One guy on my squad did 20 in the military and was eligible to retire as soon as he was sworn. He just would have gotten about $1 a month is the only problem!

Vikkturr
05-17-2010, 07:47 PM
So basically I kinda wasted 6 years of my life being in the Navy. Lovely.

District B 13
05-17-2010, 08:03 PM
Military service is never a waste. If you think that, you need to look at another job series. You seem like you just want a cop job so you can retire as quick as you can. BK is hiring. Go there.

stormz5192
05-17-2010, 08:42 PM
NJ allows you to buy back up to 8 years. Based on your salary and age at the time. I bought 27 months of federal time and it cost me $14000. A LT recently looking into buying 4 years of military time. He has 23 years in and makes roughly $100,000 per year in base. His buyout was roughly $80,000 for the time.

L-1
05-17-2010, 09:57 PM
California allows you to purchase up to five years of service credit for military.
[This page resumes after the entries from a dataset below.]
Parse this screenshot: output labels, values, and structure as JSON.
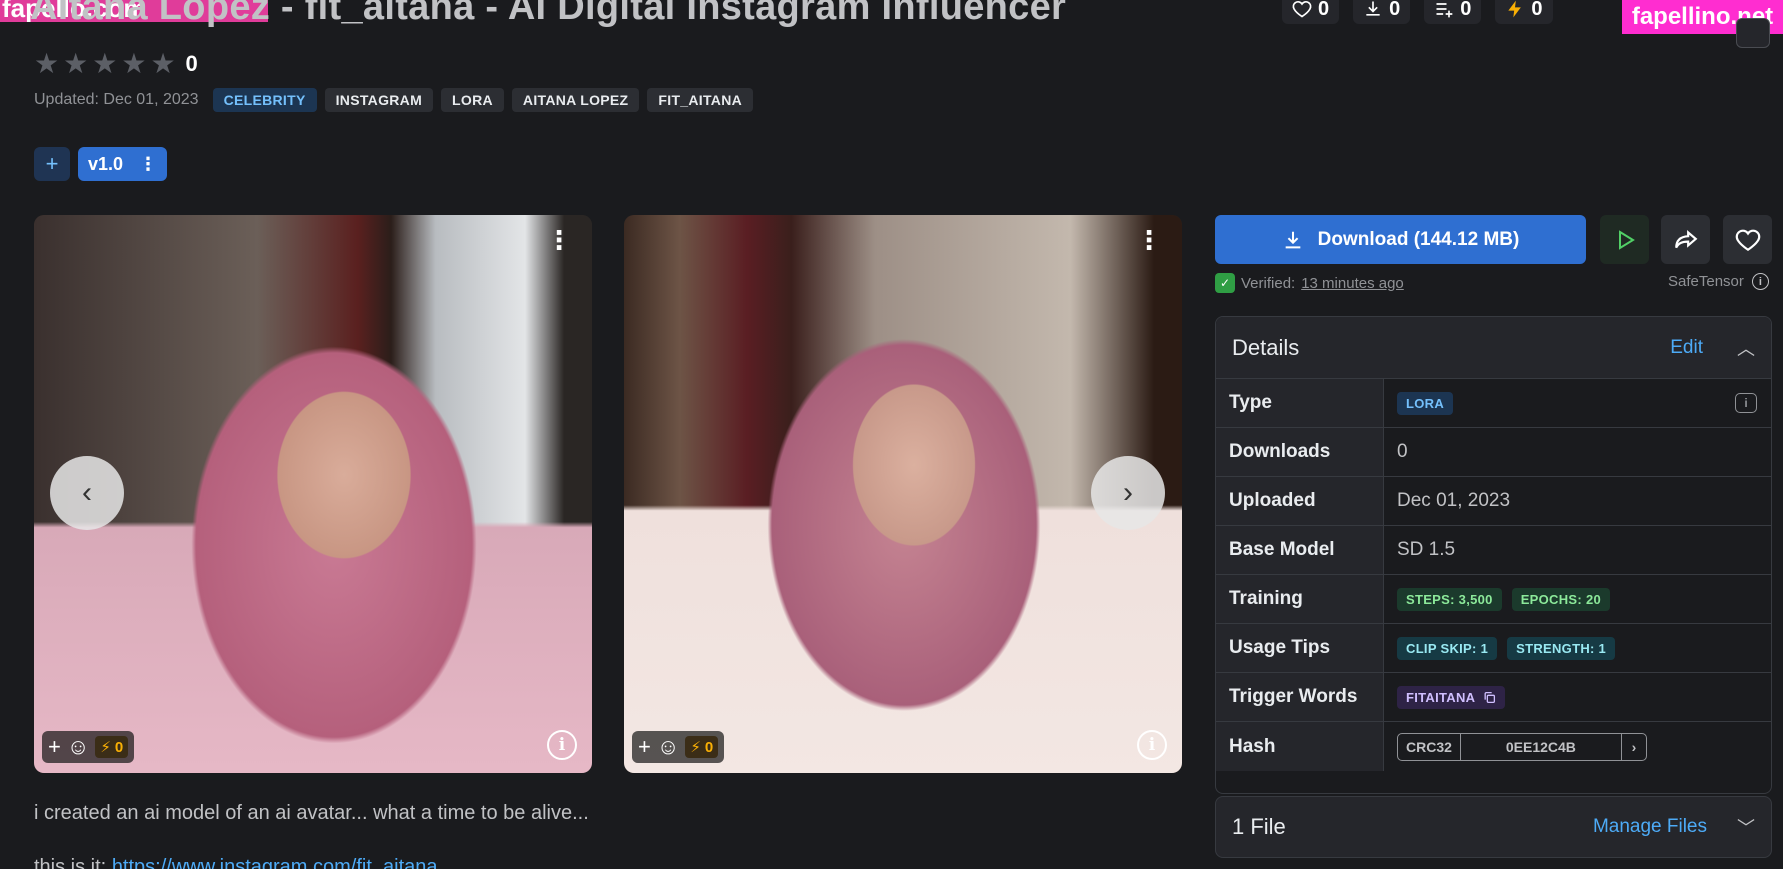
{
  "header": {
    "title": "Aitana Lopez - fit_aitana - AI Digital Instagram Influencer",
    "stats": [
      {
        "icon": "heart-icon",
        "value": "0"
      },
      {
        "icon": "download-icon",
        "value": "0"
      },
      {
        "icon": "playlist-add-icon",
        "value": "0"
      },
      {
        "icon": "bolt-icon",
        "value": "0"
      }
    ],
    "rating_count": "0",
    "updated": "Updated: Dec 01, 2023",
    "tags": [
      "CELEBRITY",
      "INSTAGRAM",
      "LORA",
      "AITANA LOPEZ",
      "FIT_AITANA"
    ]
  },
  "watermarks": {
    "left": "fapello.com",
    "right": "fapellino.net"
  },
  "versions": {
    "add_label": "+",
    "current": "v1.0",
    "menu_label": "⋮"
  },
  "gallery": {
    "cards": [
      {
        "reaction_count": "0"
      },
      {
        "reaction_count": "0"
      }
    ]
  },
  "description": {
    "line1": "i created an ai model of an ai avatar... what a time to be alive...",
    "line2_prefix": "this is it:",
    "line2_link": "https://www.instagram.com/fit_aitana"
  },
  "download": {
    "label": "Download (144.12 MB)",
    "verified_prefix": "Verified:",
    "verified_time": "13 minutes ago",
    "format": "SafeTensor"
  },
  "details": {
    "title": "Details",
    "edit_label": "Edit",
    "rows": {
      "type": {
        "label": "Type",
        "value": "LORA"
      },
      "downloads": {
        "label": "Downloads",
        "value": "0"
      },
      "uploaded": {
        "label": "Uploaded",
        "value": "Dec 01, 2023"
      },
      "base_model": {
        "label": "Base Model",
        "value": "SD 1.5"
      },
      "training": {
        "label": "Training",
        "steps": "STEPS: 3,500",
        "epochs": "EPOCHS: 20"
      },
      "usage_tips": {
        "label": "Usage Tips",
        "clip_skip": "CLIP SKIP: 1",
        "strength": "STRENGTH: 1"
      },
      "trigger_words": {
        "label": "Trigger Words",
        "value": "FITAITANA"
      },
      "hash": {
        "label": "Hash",
        "type": "CRC32",
        "value": "0EE12C4B"
      }
    }
  },
  "files": {
    "title": "1 File",
    "manage_label": "Manage Files"
  },
  "colors": {
    "background": "#1a1b1e",
    "primary": "#2f6fd1",
    "link": "#4dabf7"
  }
}
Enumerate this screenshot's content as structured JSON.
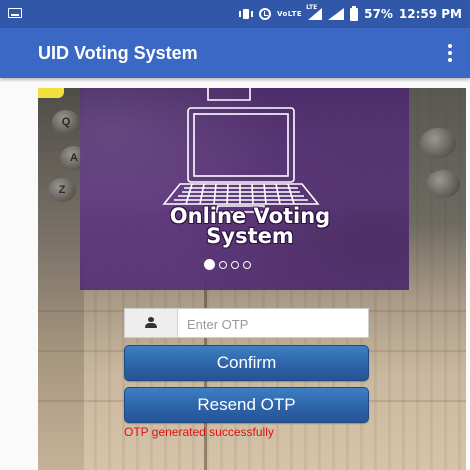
{
  "status_bar": {
    "volte": "VoLTE",
    "lte": "LTE",
    "battery": "57%",
    "time": "12:59 PM"
  },
  "app_bar": {
    "title": "UID Voting System"
  },
  "banner": {
    "title_line1": "Online Voting",
    "title_line2": "System",
    "slide_count": 4,
    "active_slide": 1
  },
  "background": {
    "keys": [
      "Q",
      "A",
      "Z"
    ]
  },
  "otp": {
    "placeholder": "Enter OTP",
    "value": ""
  },
  "buttons": {
    "confirm": "Confirm",
    "resend": "Resend OTP"
  },
  "message": {
    "text": "OTP generated successfully",
    "color": "#e01010"
  },
  "colors": {
    "status_bar": "#3158a8",
    "app_bar": "#3a68c4",
    "button": "#2c62a6",
    "banner": "#5e3486"
  }
}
The cost is based on your salary at the time of purchase, so it is cheaper to buy it early in your career when your salary is at its lowest and if needed, the state will allow you to spread your payments out over 15 years, interest free.

However, there is a unique catch to all of this.

California has a disproportionately high number of officers who get injured on the job and go out on disability retirement before the minimum retirement age of 50. When this occurs, your disability retirement is set at a flat rate of 50%, irrespective of whether you had one year on the job or 29 years. This means any money you paid towards buying extra years of service credit has just gone down the drain. As a result, many officers no not purchase extra years of service credit until they hit age 50 and can benefit from it, even though doing so means they will spend considerable more money to do so.

Before you purchase any service credit, double check to see if the same conditions apply to you.

Vikkturr
05-18-2010, 07:44 AM
Military service is never a waste. If you think that, you need to look at another job series. You seem like you just want a cop job so you can retire as quick as you can. BK is hiring. Go there.

Uhh no. I want to be a cop because I am good at it from what I have done so far in the Spec-War community. Not to mention I enjoy it a lot more than being a technician. Also, I figured being a cop would have great job security.

kc12
05-18-2010, 08:17 AM
So basically I kinda wasted 6 years of my life being in the Navy. Lovely.

On the federal side no you didn't waste your time. Several things come into play. If you have vet preference you no longer have a max entry age for jobs covered under 12(d) retirement.

Even if you serve longer than 20 years in a job covered by 12(d) you only make 1% per year more in retirement for any time over 20 years, which happens to be the credit you receive for time purchased for military service. 20 years is the minimum time you can serve in a 12(d) position and still receive full retirement. You are eligible for retirement after 20 years service only if you are over 50 years old, otherwise you must serve 25 years. An accurate short hand is, "at least 20 years sevice and 50 years old or 25 years service and out."

What would you have done if you didn't enlist in the military and would it be able to transfer to retirement for whatever government job you get? If it would not transfer then the time you spent in the Navy is not wasted as far as retirement goes. Working at Burger King would have been wasted time.

Rblake
05-20-2010, 01:44 AM
My plan (WI) will accept up to 4 years of military service. For every 5yrs of service, it accepts one yr of military service. So, after 20 yrs w/my dept, I will have 24 yrs toward retirement.